Your task: Write out every record below exactly, leaving the pictures out.

Data section:
────────────────────────────────────────

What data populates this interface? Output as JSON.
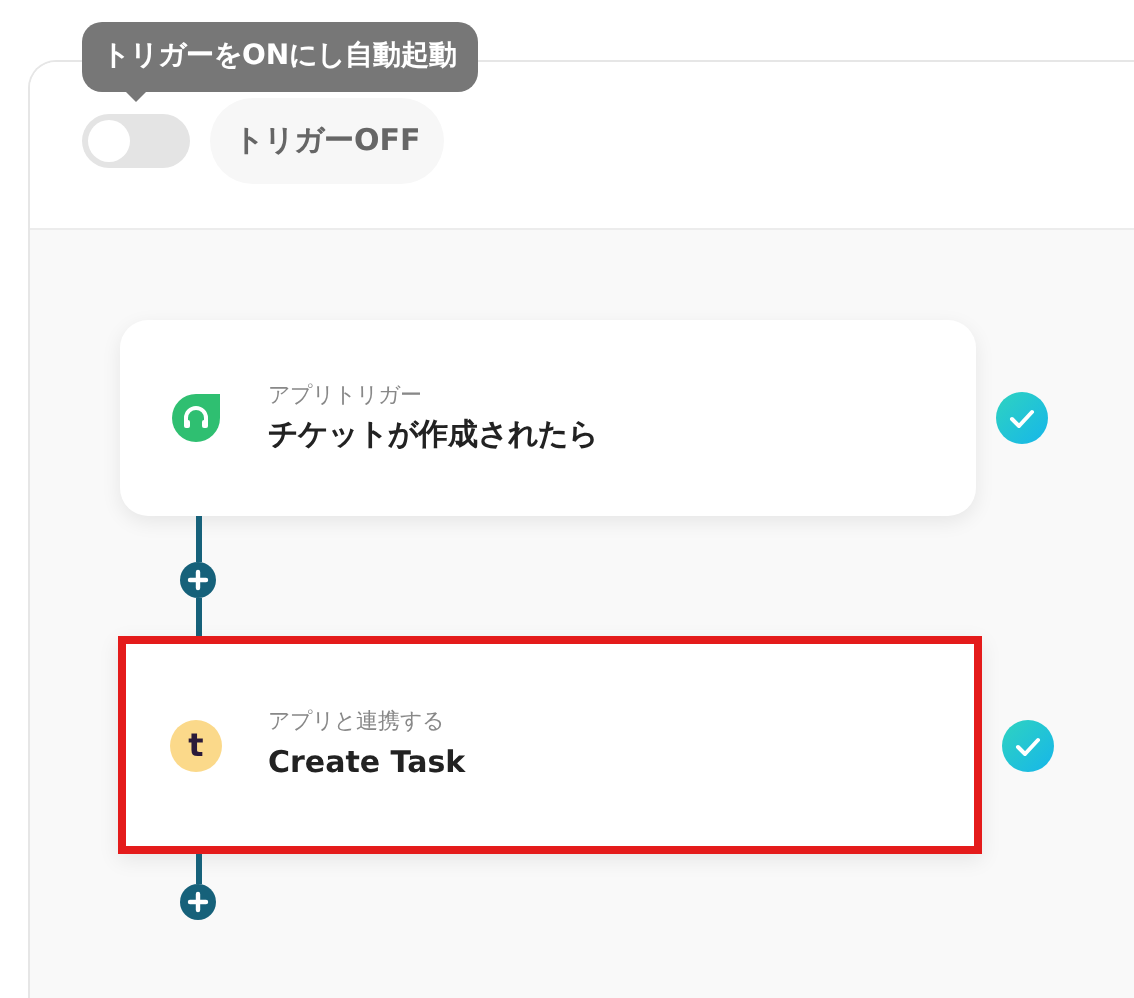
{
  "tooltip": {
    "text": "トリガーをONにし自動起動"
  },
  "trigger": {
    "on": false,
    "label": "トリガーOFF"
  },
  "steps": [
    {
      "kind": "trigger",
      "caption": "アプリトリガー",
      "title": "チケットが作成されたら",
      "done": true,
      "highlighted": false
    },
    {
      "kind": "action",
      "caption": "アプリと連携する",
      "title": "Create Task",
      "icon_letter": "t",
      "done": true,
      "highlighted": true
    }
  ]
}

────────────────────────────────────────

Reply:
What data populates this interface? Output as JSON.
{
  "tooltip": {
    "text": "トリガーをONにし自動起動"
  },
  "trigger": {
    "on": false,
    "label": "トリガーOFF"
  },
  "steps": [
    {
      "kind": "trigger",
      "caption": "アプリトリガー",
      "title": "チケットが作成されたら",
      "done": true,
      "highlighted": false
    },
    {
      "kind": "action",
      "caption": "アプリと連携する",
      "title": "Create Task",
      "icon_letter": "t",
      "done": true,
      "highlighted": true
    }
  ]
}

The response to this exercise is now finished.